Please return all lines from the records below that include the string "Morze".

[Start of Attachment]

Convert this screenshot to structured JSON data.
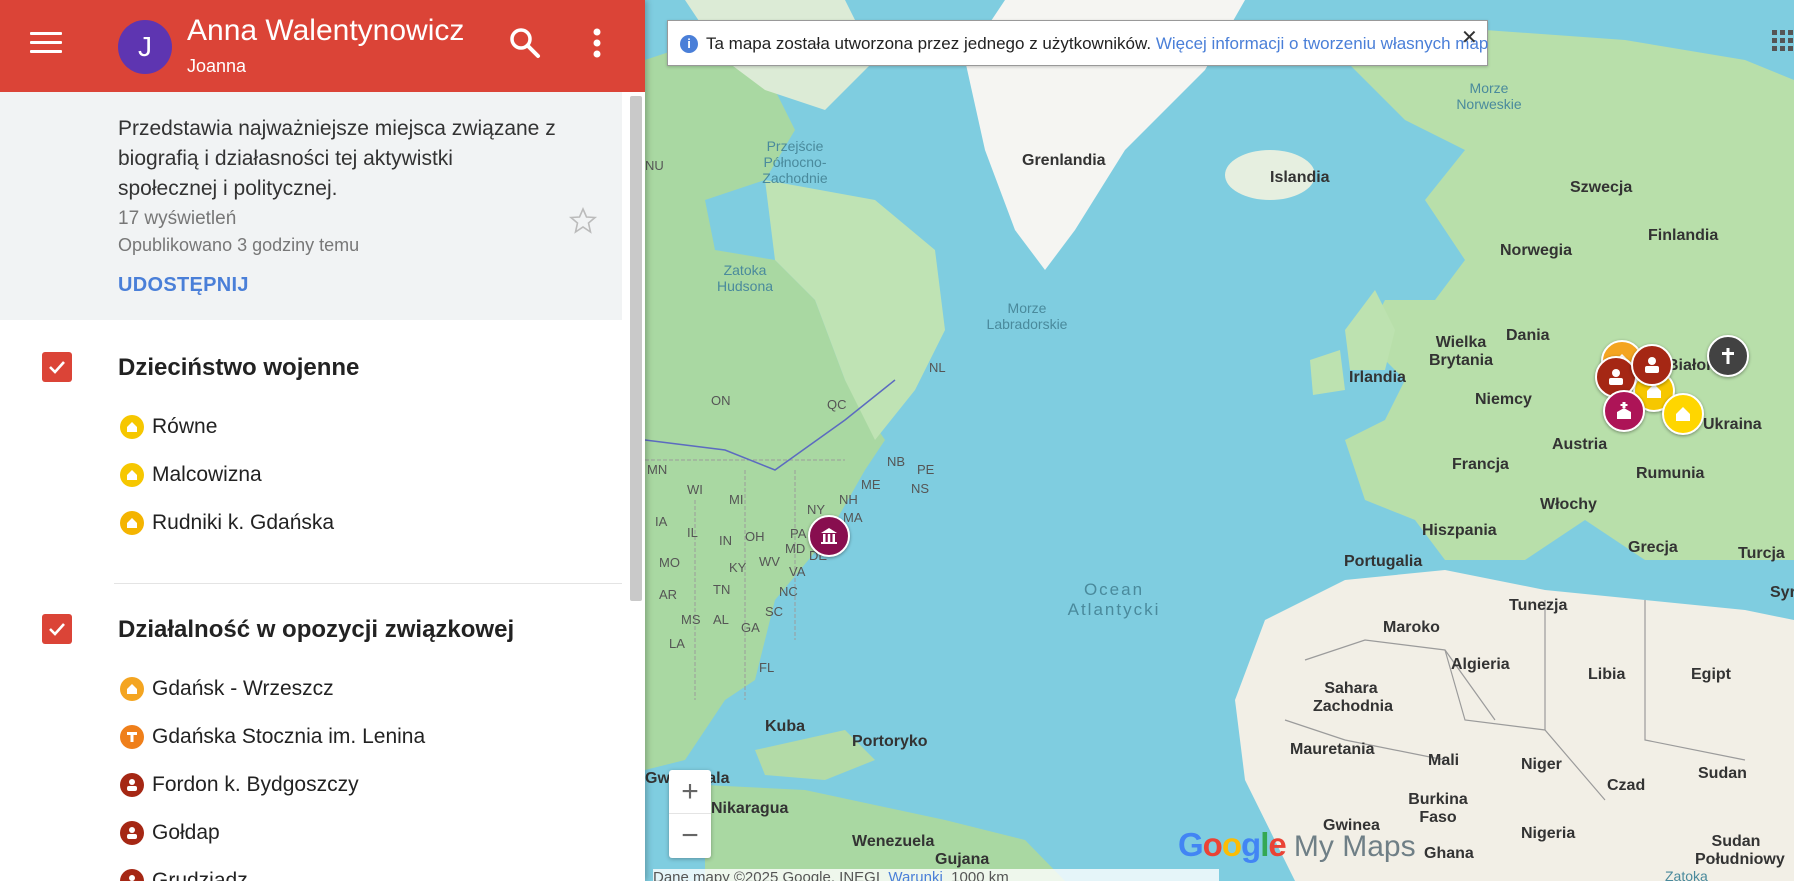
{
  "header": {
    "avatar_letter": "J",
    "title": "Anna Walentynowicz",
    "owner": "Joanna"
  },
  "info": {
    "description": "Przedstawia najważniejsze miejsca związane z biografią i działasności tej aktywistki społecznej i politycznej.",
    "views": "17 wyświetleń",
    "published": "Opublikowano 3 godziny temu",
    "share_label": "UDOSTĘPNIJ"
  },
  "layers": [
    {
      "title": "Dzieciństwo wojenne",
      "checked": true,
      "items": [
        {
          "label": "Równe",
          "icon": "house-icon",
          "color": "#f6c700"
        },
        {
          "label": "Malcowizna",
          "icon": "house-icon",
          "color": "#f6c700"
        },
        {
          "label": "Rudniki k. Gdańska",
          "icon": "house-icon",
          "color": "#f4b400"
        }
      ]
    },
    {
      "title": "Działalność w opozycji związkowej",
      "checked": true,
      "items": [
        {
          "label": "Gdańsk - Wrzeszcz",
          "icon": "house-icon",
          "color": "#f4a521"
        },
        {
          "label": "Gdańska Stocznia im. Lenina",
          "icon": "crane-icon",
          "color": "#ef7f1a"
        },
        {
          "label": "Fordon k. Bydgoszczy",
          "icon": "prisoner-icon",
          "color": "#a52714"
        },
        {
          "label": "Gołdap",
          "icon": "prisoner-icon",
          "color": "#a52714"
        },
        {
          "label": "Grudziądz",
          "icon": "prisoner-icon",
          "color": "#a52714"
        }
      ]
    }
  ],
  "map": {
    "notice_text": "Ta mapa została utworzona przez jednego z użytkowników.",
    "notice_link": "Więcej informacji o tworzeniu własnych map",
    "attribution": "Dane mapy ©2025 Google, INEGI",
    "terms": "Warunki",
    "scale": "1000 km",
    "logo_google": "Google",
    "logo_mymaps": "My Maps",
    "labels": {
      "greenland": "Grenlandia",
      "iceland": "Islandia",
      "norway": "Norwegia",
      "sweden": "Szwecja",
      "finland": "Finlandia",
      "denmark": "Dania",
      "uk": "Wielka Brytania",
      "ireland": "Irlandia",
      "germany": "Niemcy",
      "belarus": "Białoruś",
      "ukraine": "Ukraina",
      "austria": "Austria",
      "france": "Francja",
      "romania": "Rumunia",
      "italy": "Włochy",
      "spain": "Hiszpania",
      "portugal": "Portugalia",
      "greece": "Grecja",
      "turkey": "Turcja",
      "syria": "Syr",
      "tunisia": "Tunezja",
      "morocco": "Maroko",
      "algeria": "Algieria",
      "libya": "Libia",
      "egypt": "Egipt",
      "western_sahara": "Sahara Zachodnia",
      "mauritania": "Mauretania",
      "mali": "Mali",
      "niger": "Niger",
      "chad": "Czad",
      "sudan": "Sudan",
      "south_sudan": "Sudan Południowy",
      "burkina": "Burkina Faso",
      "guinea": "Gwinea",
      "nigeria": "Nigeria",
      "ghana": "Ghana",
      "cuba": "Kuba",
      "puerto_rico": "Portoryko",
      "guatemala": "Gwatemala",
      "nicaragua": "Nikaragua",
      "venezuela": "Wenezuela",
      "guyana": "Gujana",
      "ocean": "Ocean Atlantycki",
      "norwegian_sea": "Morze Norweskie",
      "labrador_sea": "Morze Labradorskie",
      "hudson_bay": "Zatoka Hudsona",
      "nw_passage": "Przejście Północno-Zachodnie",
      "zatoka": "Zatoka",
      "on": "ON",
      "qc": "QC",
      "nl": "NL",
      "nb": "NB",
      "pe": "PE",
      "ns": "NS",
      "me": "ME",
      "nh": "NH",
      "ma": "MA",
      "ny": "NY",
      "pa": "PA",
      "md": "MD",
      "de": "DE",
      "mn": "MN",
      "wi": "WI",
      "mi": "MI",
      "ia": "IA",
      "il": "IL",
      "in": "IN",
      "oh": "OH",
      "mo": "MO",
      "ky": "KY",
      "wv": "WV",
      "va": "VA",
      "ar": "AR",
      "tn": "TN",
      "nc": "NC",
      "ms": "MS",
      "al": "AL",
      "ga": "GA",
      "sc": "SC",
      "la": "LA",
      "fl": "FL",
      "nu": "NU"
    }
  }
}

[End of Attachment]

▸ COMPLETED EXERCISE
      "norwegian_sea": "Morze Norweskie",
      "labrador_sea": "Morze Labradorskie",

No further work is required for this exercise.